SHARED BY KATHLEEN CROW
I once knew a man who had a true passion for helping people. He gave a job to anyone who wanted to work at his construction business. While he was demanding as a boss and very strict as a father, he did have a fun side to him. His house in the summertime was a blast—it’s where all the kids in the neighborhood gathered to sit and relax on his front porch, eat free snacks, enjoy fresh watermelon, and listen to good music.
Early one morning, I was sitting at this man’s kitchen table, and his wife was cooking breakfast. It smelled so good! I was hungry and couldn’t wait to eat. I remember this well because it was very cold outside and snowing hard. I was glad to be in a warm place.
All of a sudden, the front door of the house opened, and I could see this man coming through the door covered in snow, and there was a little girl almost my age with him. I had never seen this girl before. She was shivering from the cold—and probably from fear too. Her coat was very short with no buttons, and she did not have a hat or gloves. I looked at her feet and saw she was only wearing regular shoes and socks, no boots.
The man said something to his wife about buttons, socks, boots, gloves, a hat, and food. I was mesmerized by this little shivering girl. I bet she's hungry like me, I thought.
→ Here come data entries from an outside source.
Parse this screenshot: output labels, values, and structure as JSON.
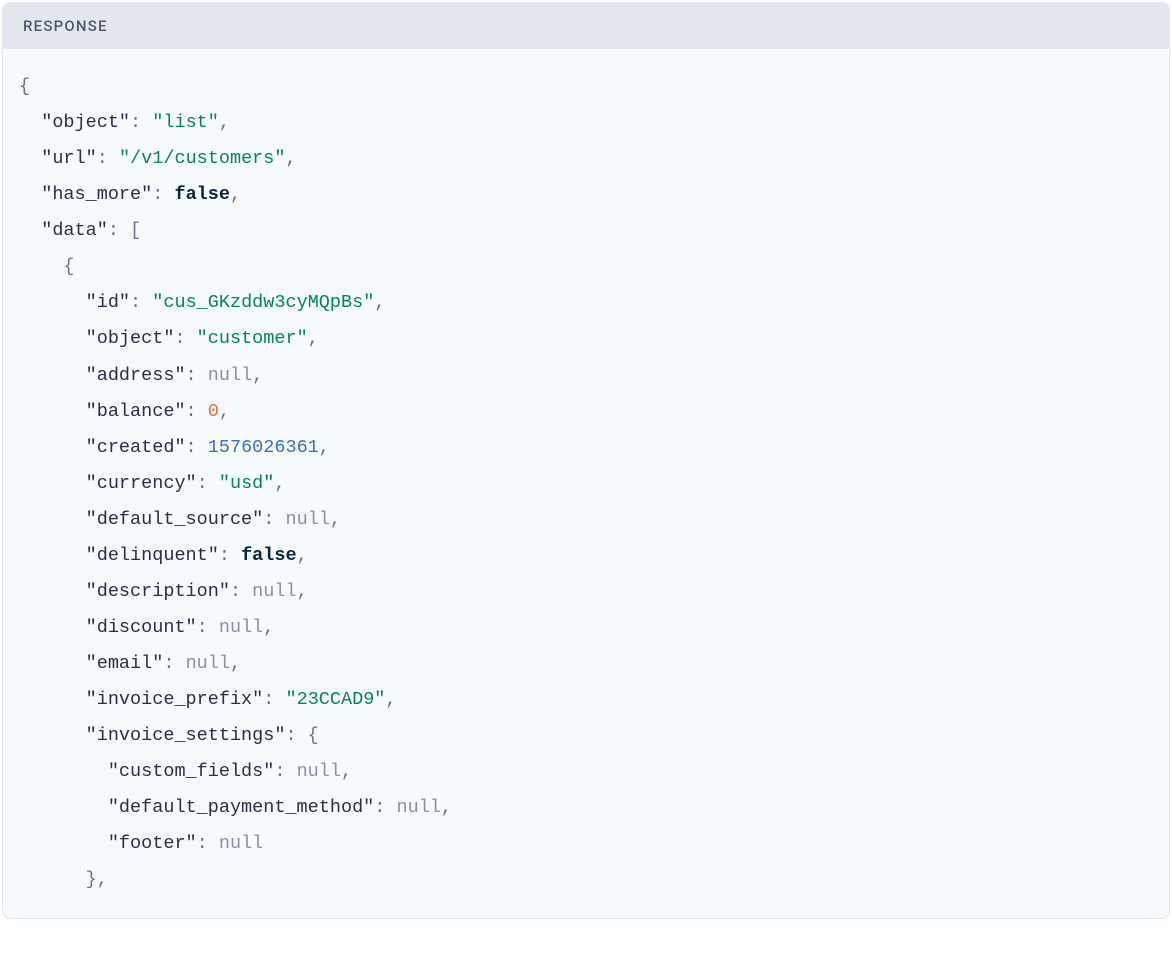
{
  "header": {
    "title": "RESPONSE"
  },
  "json": {
    "object_key": "\"object\"",
    "object_val": "\"list\"",
    "url_key": "\"url\"",
    "url_val": "\"/v1/customers\"",
    "has_more_key": "\"has_more\"",
    "has_more_val": "false",
    "data_key": "\"data\"",
    "id_key": "\"id\"",
    "id_val": "\"cus_GKzddw3cyMQpBs\"",
    "object2_key": "\"object\"",
    "object2_val": "\"customer\"",
    "address_key": "\"address\"",
    "address_val": "null",
    "balance_key": "\"balance\"",
    "balance_val": "0",
    "created_key": "\"created\"",
    "created_val": "1576026361",
    "currency_key": "\"currency\"",
    "currency_val": "\"usd\"",
    "default_source_key": "\"default_source\"",
    "default_source_val": "null",
    "delinquent_key": "\"delinquent\"",
    "delinquent_val": "false",
    "description_key": "\"description\"",
    "description_val": "null",
    "discount_key": "\"discount\"",
    "discount_val": "null",
    "email_key": "\"email\"",
    "email_val": "null",
    "invoice_prefix_key": "\"invoice_prefix\"",
    "invoice_prefix_val": "\"23CCAD9\"",
    "invoice_settings_key": "\"invoice_settings\"",
    "custom_fields_key": "\"custom_fields\"",
    "custom_fields_val": "null",
    "default_payment_method_key": "\"default_payment_method\"",
    "default_payment_method_val": "null",
    "footer_key": "\"footer\"",
    "footer_val": "null"
  }
}
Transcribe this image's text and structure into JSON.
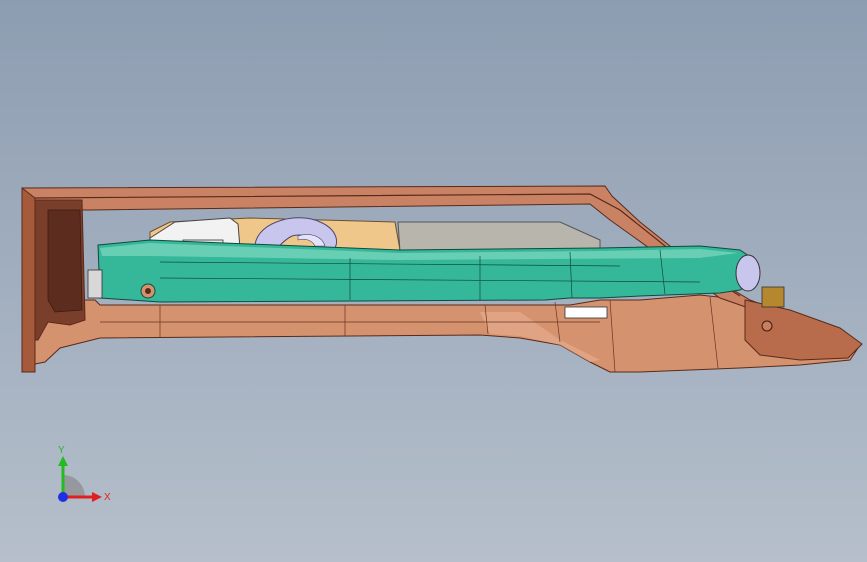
{
  "viewport": {
    "background_top": "#8d9db1",
    "background_bottom": "#b6bfcb"
  },
  "model": {
    "colors": {
      "housing": "#d4926f",
      "housing_dark": "#7a3f2a",
      "housing_edge": "#5a2a1a",
      "body_cyan": "#35b899",
      "body_cyan_light": "#7fd8bf",
      "inner_yellow": "#f0c78a",
      "inner_gray": "#b8b6ac",
      "lavender": "#c9c6ee",
      "white_part": "#f2f2f2"
    }
  },
  "triad": {
    "x_label": "X",
    "y_label": "Y",
    "x_color": "#e02020",
    "y_color": "#22bb22",
    "z_color": "#2030e0"
  }
}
But I was also trying to figure out where she came from, where she was going, and why the man would bring her in his house.
A New Smile
Before long, the little girl was slowly taking off her wet shoes, socks and coat. She didn't say a word. She was instructed to place her socks and shoes over the warm heat coming from the floor vent and was handed a clean pair of socks. The man's wife told the little girl to come to the table and have something warm to eat. I was served too: pancakes, sausage, grits, syrup, and orange juice. It was so good.
When we were finished with our breakfast, I turned to see this man’s wife sewing buttons on the little girl’s coat. The buttons were not all the same, but they looked pretty on her coat. I don't know how much time had passed from the time she arrived—perhaps an hour or two.
Soon, the little girl was given back her coat. She smiled. She had a new pair of socks that came up to her knees, a pair of boots that looked something like a pair I once had, a pair of gloves, a hat and a scarf. This was a new kid. She seemed happy. She wasn't cold or frightened anymore.
That man asked the little girl something I couldn't hear. They went to the door and left. I pressed my nose against the glass of the window—it was very cold, but I didn't care. I wanted to know where they were going. I could see them walking hand in hand through the snow across the street to the local school. I never knew her name. Not sure if he did either.
This was not a dream, not a fairytale; this was my dad. Even in his imperfections, he was a doer, a giver. He has passed on this legacy to me and my ten siblings. He was always helping somebody. I wish he could still be here to help me navigate this lovely yet awful world right now.
Just as his acts of kindness were random at times, so are my emotions when I think about him. Missing him more and more each day.
ARRIVAL: November 1927
DEPARTURE: June 1986